(Records drawn from a dataset)
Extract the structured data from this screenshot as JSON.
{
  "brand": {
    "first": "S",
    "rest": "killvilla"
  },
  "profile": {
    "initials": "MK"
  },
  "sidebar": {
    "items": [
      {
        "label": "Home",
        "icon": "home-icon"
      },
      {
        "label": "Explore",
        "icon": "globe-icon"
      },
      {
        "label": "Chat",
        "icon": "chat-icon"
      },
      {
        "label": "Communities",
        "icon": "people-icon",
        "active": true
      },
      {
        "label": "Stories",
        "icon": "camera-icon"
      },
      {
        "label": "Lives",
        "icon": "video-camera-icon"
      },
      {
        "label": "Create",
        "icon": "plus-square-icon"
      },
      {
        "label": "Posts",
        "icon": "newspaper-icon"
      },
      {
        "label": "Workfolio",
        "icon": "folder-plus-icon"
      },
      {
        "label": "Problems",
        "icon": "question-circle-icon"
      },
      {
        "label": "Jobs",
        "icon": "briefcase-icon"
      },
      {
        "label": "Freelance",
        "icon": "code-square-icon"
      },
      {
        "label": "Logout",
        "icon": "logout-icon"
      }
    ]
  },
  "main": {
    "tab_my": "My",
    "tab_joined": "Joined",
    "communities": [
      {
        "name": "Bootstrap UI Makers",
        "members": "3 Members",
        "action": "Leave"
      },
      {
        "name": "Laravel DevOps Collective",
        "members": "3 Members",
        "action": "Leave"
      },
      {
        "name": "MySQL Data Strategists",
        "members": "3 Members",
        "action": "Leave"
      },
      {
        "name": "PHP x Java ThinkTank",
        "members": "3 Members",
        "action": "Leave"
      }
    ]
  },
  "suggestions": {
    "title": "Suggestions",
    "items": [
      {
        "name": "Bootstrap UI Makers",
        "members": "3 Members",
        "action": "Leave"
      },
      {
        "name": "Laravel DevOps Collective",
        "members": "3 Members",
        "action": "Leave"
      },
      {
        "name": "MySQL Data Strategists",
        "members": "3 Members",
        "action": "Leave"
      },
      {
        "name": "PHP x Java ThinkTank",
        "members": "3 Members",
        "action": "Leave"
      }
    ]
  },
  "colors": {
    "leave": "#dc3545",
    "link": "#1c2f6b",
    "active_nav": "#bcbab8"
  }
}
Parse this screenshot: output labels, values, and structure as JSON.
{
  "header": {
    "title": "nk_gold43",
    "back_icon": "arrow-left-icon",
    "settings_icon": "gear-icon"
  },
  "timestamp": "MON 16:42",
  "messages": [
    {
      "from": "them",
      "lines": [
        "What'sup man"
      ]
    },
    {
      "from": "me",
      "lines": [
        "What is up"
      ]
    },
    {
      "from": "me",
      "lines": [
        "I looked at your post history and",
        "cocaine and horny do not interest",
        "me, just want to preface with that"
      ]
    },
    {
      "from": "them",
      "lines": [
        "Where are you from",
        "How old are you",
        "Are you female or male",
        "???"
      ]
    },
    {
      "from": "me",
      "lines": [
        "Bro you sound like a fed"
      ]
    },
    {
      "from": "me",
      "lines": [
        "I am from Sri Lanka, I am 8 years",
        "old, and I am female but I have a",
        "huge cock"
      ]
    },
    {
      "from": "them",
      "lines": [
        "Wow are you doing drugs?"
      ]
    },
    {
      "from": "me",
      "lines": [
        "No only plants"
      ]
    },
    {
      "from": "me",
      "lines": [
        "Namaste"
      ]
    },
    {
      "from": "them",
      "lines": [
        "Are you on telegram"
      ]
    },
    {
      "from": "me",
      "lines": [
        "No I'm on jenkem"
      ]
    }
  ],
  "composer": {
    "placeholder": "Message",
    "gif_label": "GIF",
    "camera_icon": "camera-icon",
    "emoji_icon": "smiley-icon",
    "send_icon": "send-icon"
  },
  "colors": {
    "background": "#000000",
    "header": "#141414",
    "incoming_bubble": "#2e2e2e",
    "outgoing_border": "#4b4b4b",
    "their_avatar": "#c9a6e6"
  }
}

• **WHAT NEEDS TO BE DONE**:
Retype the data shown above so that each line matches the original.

• **RESULT FOR THIS TASK**:
Extract the structured data from this screenshot as JSON.
{
  "brand": {
    "first": "S",
    "rest": "killvilla"
  },
  "profile": {
    "initials": "MK"
  },
  "sidebar": {
    "items": [
      {
        "label": "Home",
        "icon": "home-icon"
      },
      {
        "label": "Explore",
        "icon": "globe-icon"
      },
      {
        "label": "Chat",
        "icon": "chat-icon"
      },
      {
        "label": "Communities",
        "icon": "people-icon",
        "active": true
      },
      {
        "label": "Stories",
        "icon": "camera-icon"
      },
      {
        "label": "Lives",
        "icon": "video-camera-icon"
      },
      {
        "label": "Create",
        "icon": "plus-square-icon"
      },
      {
        "label": "Posts",
        "icon": "newspaper-icon"
      },
      {
        "label": "Workfolio",
        "icon": "folder-plus-icon"
      },
      {
        "label": "Problems",
        "icon": "question-circle-icon"
      },
      {
        "label": "Jobs",
        "icon": "briefcase-icon"
      },
      {
        "label": "Freelance",
        "icon": "code-square-icon"
      },
      {
        "label": "Logout",
        "icon": "logout-icon"
      }
    ]
  },
  "main": {
    "tab_my": "My",
    "tab_joined": "Joined",
    "communities": [
      {
        "name": "Bootstrap UI Makers",
        "members": "3 Members",
        "action": "Leave"
      },
      {
        "name": "Laravel DevOps Collective",
        "members": "3 Members",
        "action": "Leave"
      },
      {
        "name": "MySQL Data Strategists",
        "members": "3 Members",
        "action": "Leave"
      },
      {
        "name": "PHP x Java ThinkTank",
        "members": "3 Members",
        "action": "Leave"
      }
    ]
  },
  "suggestions": {
    "title": "Suggestions",
    "items": [
      {
        "name": "Bootstrap UI Makers",
        "members": "3 Members",
        "action": "Leave"
      },
      {
        "name": "Laravel DevOps Collective",
        "members": "3 Members",
        "action": "Leave"
      },
      {
        "name": "MySQL Data Strategists",
        "members": "3 Members",
        "action": "Leave"
      },
      {
        "name": "PHP x Java ThinkTank",
        "members": "3 Members",
        "action": "Leave"
      }
    ]
  },
  "colors": {
    "leave": "#dc3545",
    "link": "#1c2f6b",
    "active_nav": "#bcbab8"
  }
}
Parse this screenshot: output labels, values, and structure as JSON.
{
  "header": {
    "title": "nk_gold43",
    "back_icon": "arrow-left-icon",
    "settings_icon": "gear-icon"
  },
  "timestamp": "MON 16:42",
  "messages": [
    {
      "from": "them",
      "lines": [
        "What'sup man"
      ]
    },
    {
      "from": "me",
      "lines": [
        "What is up"
      ]
    },
    {
      "from": "me",
      "lines": [
        "I looked at your post history and",
        "cocaine and horny do not interest",
        "me, just want to preface with that"
      ]
    },
    {
      "from": "them",
      "lines": [
        "Where are you from",
        "How old are you",
        "Are you female or male",
        "???"
      ]
    },
    {
      "from": "me",
      "lines": [
        "Bro you sound like a fed"
      ]
    },
    {
      "from": "me",
      "lines": [
        "I am from Sri Lanka, I am 8 years",
        "old, and I am female but I have a",
        "huge cock"
      ]
    },
    {
      "from": "them",
      "lines": [
        "Wow are you doing drugs?"
      ]
    },
    {
      "from": "me",
      "lines": [
        "No only plants"
      ]
    },
    {
      "from": "me",
      "lines": [
        "Namaste"
      ]
    },
    {
      "from": "them",
      "lines": [
        "Are you on telegram"
      ]
    },
    {
      "from": "me",
      "lines": [
        "No I'm on jenkem"
      ]
    }
  ],
  "composer": {
    "placeholder": "Message",
    "gif_label": "GIF",
    "camera_icon": "camera-icon",
    "emoji_icon": "smiley-icon",
    "send_icon": "send-icon"
  },
  "colors": {
    "background": "#000000",
    "header": "#141414",
    "incoming_bubble": "#2e2e2e",
    "outgoing_border": "#4b4b4b",
    "their_avatar": "#c9a6e6"
  }
}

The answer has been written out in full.